 The author would like to thank professors Ajit Dalal and Girishwar Misra for their engaged critiquing. In making this publication more concise and thorough she would also like to express gratitude to the two anonymous reviewers for their comments and appreciation. The Editor of this journal also is thanked for her support, feedback and help with developing this manuscript. The author is grateful to Michel Satanove for help with preparing a final version of this paper.
And perhaps I cannot but share again that this article was so important for me that I even wrote an informal autoethnography about it, which had been shared right on this blog, several months ago. This article was really a torturous road!

When the guru aligns with you

I did not know that Saturday was guru purnima. Neither did Madhuri aunty, my guru, when she called in the morning to say that we could do an extra class together.
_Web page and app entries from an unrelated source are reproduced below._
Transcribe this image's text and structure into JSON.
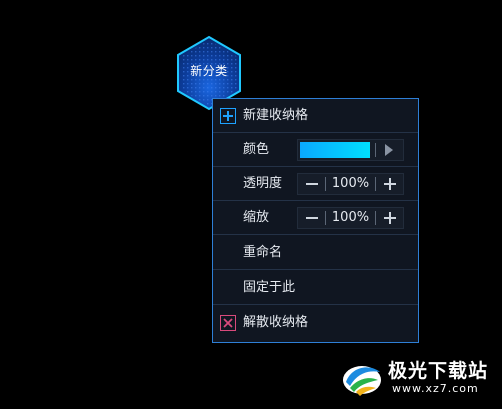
{
  "category_badge": {
    "label": "新分类",
    "colors": {
      "border": "#20c8ff",
      "fill": "#0a3fa8"
    }
  },
  "menu": {
    "new_box": {
      "label": "新建收纳格",
      "icon": "plus-icon"
    },
    "color": {
      "label": "颜色",
      "value": "#0aa8ff",
      "arrow_icon": "play-arrow-icon"
    },
    "opacity": {
      "label": "透明度",
      "value": "100%"
    },
    "zoom": {
      "label": "缩放",
      "value": "100%"
    },
    "rename": {
      "label": "重命名"
    },
    "pin_here": {
      "label": "固定于此"
    },
    "dissolve": {
      "label": "解散收纳格",
      "icon": "close-icon"
    }
  },
  "watermark": {
    "name": "极光下载站",
    "url": "www.xz7.com"
  },
  "colors": {
    "menu_border": "#2e7fd6",
    "menu_bg": "#101621",
    "accent": "#1ea2ff",
    "danger": "#d84a7c"
  }
}
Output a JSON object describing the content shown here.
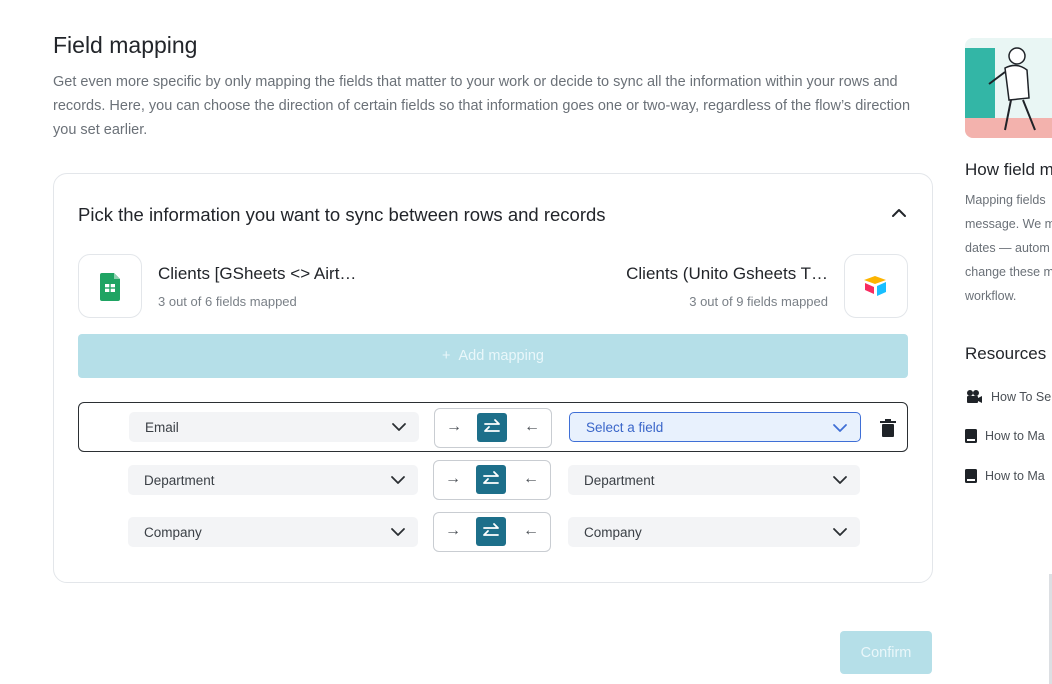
{
  "page": {
    "title": "Field mapping",
    "description": "Get even more specific by only mapping the fields that matter to your work or decide to sync all the information within your rows and records. Here, you can choose the direction of certain fields so that information goes one or two-way, regardless of the flow’s direction you set earlier."
  },
  "card": {
    "heading": "Pick the information you want to sync between rows and records",
    "left_app": {
      "name": "Clients [GSheets <> Airt…",
      "fields": "3 out of 6 fields mapped",
      "icon": "google-sheets-icon"
    },
    "right_app": {
      "name": "Clients (Unito Gsheets T…",
      "fields": "3 out of 9 fields mapped",
      "icon": "airtable-icon"
    },
    "add_mapping": "Add mapping",
    "mappings": [
      {
        "left": "Email",
        "right": "Select a field",
        "direction": "two-way",
        "active": true
      },
      {
        "left": "Department",
        "right": "Department",
        "direction": "two-way",
        "active": false
      },
      {
        "left": "Company",
        "right": "Company",
        "direction": "two-way",
        "active": false
      }
    ],
    "arrow_right": "→",
    "arrow_left": "←"
  },
  "confirm_label": "Confirm",
  "sidebar": {
    "title": "How field m",
    "text_lines": [
      "Mapping fields",
      "message. We m",
      "dates — autom",
      "change these m",
      "workflow."
    ],
    "resources_title": "Resources",
    "resources": [
      {
        "label": "How To Se",
        "icon": "video-camera-icon"
      },
      {
        "label": "How to Ma",
        "icon": "book-icon"
      },
      {
        "label": "How to Ma",
        "icon": "book-icon"
      }
    ]
  },
  "colors": {
    "accent": "#1d6f8a",
    "disabled_button": "#b5dfe8",
    "focus_border": "#3f6fd6"
  }
}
I notice for the last few days she is generally happy with teaching me, and is more generous in sharing complex compositions that she has acquired over a long span of learning with her own teachers.

On Thursday, 10th July 2014, we started with Raga Lalit- a raga that I have always founded complicated and liable to go off-key easily in. But may be because I had not sung it in the last nearly two decades, nor learnt again ever after taking the exam in my teenage…it just came easily this time. Aunty gave me the option of one khayal, which could be either raen ka sapna or arre mann ram. Since I had learnt the former in my younger years, and its poetic appeal to my mind was not very high, I chose the latter. And both of them are uploaded here. In any case most bandishes for me are now about Bhakti or music is, or perhaps life itself is.

(The first bandish which talks about the night’s dream, perhaps alluding to the illusion of ignorance, which is akin to living in darkness of the night- does not really attract anymore. I find in it an element of lament that the illusion has been shattered, because the dream seen in the night is so confusing that the person who has seen the dream is unsure who to share it with.)

raen ka sapna, kaa se kahoon apna

(who shall I share the dream with, the one I saw in the night?)

When aunty heard me sing the khayal, she was so happy that she said she might teach me an extra class on Saturday. As per promise she called on Saturday morning herself and said we would have an extra class. I just thought what a turnaround life is – once upon a time there was a time when extra-classes looked like such an anathema. And now? A blessing from above. This is what I mean by the guru’s energy coming into your line with your own, when they are now willing to share their knowledge with you freely and by choice, by seeking you out. I have no gratitude to express, for I came close to this situation so many times earlier in my life, but never quite THERE- so now I am. Deepest gratitude to life, my teachers, my torturous road and my family in all parts of the universe.

Neither of us knew it was guru purnima that day, till another of her disciples called up to offer her regard and pranam to Aunty. And then for the first time in my life I had a strange feeling, that on guru purnima, this was the first time perhaps that my guru was ‘shining on me’. Purnima after all means the full moon. In general our learning is steady and progressive.

The next day she taught me a traditional bandish in the same and today an Jaipur gharana bandish. I hope to cover the one that Amir Khan saheb immortalized – for that is the final frontier for me. But even if I do not, for it is not important to sing the exact bandish, but the style is what matters ultimately, and fortunately I have learnt the pathway of that- rest is my honing, if I can.